## Work instructions
Scan the entries below for the word "label". Copy each line that has it.

## Stored data

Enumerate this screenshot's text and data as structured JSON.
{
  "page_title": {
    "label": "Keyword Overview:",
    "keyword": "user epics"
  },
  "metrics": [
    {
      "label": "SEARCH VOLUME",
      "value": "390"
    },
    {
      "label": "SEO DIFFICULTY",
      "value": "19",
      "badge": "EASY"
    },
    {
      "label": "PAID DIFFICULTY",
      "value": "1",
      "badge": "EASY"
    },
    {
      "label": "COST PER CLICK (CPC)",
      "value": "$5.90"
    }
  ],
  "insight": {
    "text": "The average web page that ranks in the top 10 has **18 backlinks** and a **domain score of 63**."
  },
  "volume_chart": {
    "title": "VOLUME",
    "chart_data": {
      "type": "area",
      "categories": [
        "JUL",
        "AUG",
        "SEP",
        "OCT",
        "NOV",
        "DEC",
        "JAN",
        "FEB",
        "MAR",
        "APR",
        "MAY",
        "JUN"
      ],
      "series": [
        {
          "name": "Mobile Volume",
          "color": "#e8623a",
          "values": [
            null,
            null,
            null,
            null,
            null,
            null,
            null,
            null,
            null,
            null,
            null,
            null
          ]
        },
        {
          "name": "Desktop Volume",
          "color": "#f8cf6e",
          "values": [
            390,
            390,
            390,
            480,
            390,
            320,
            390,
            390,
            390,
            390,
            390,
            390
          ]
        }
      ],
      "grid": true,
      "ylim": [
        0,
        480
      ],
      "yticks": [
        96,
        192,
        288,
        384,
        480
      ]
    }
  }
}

## Output of the exercise
    "label": "Keyword Overview:",
      "label": "SEARCH VOLUME",
      "label": "SEO DIFFICULTY",
      "label": "PAID DIFFICULTY",
      "label": "COST PER CLICK (CPC)",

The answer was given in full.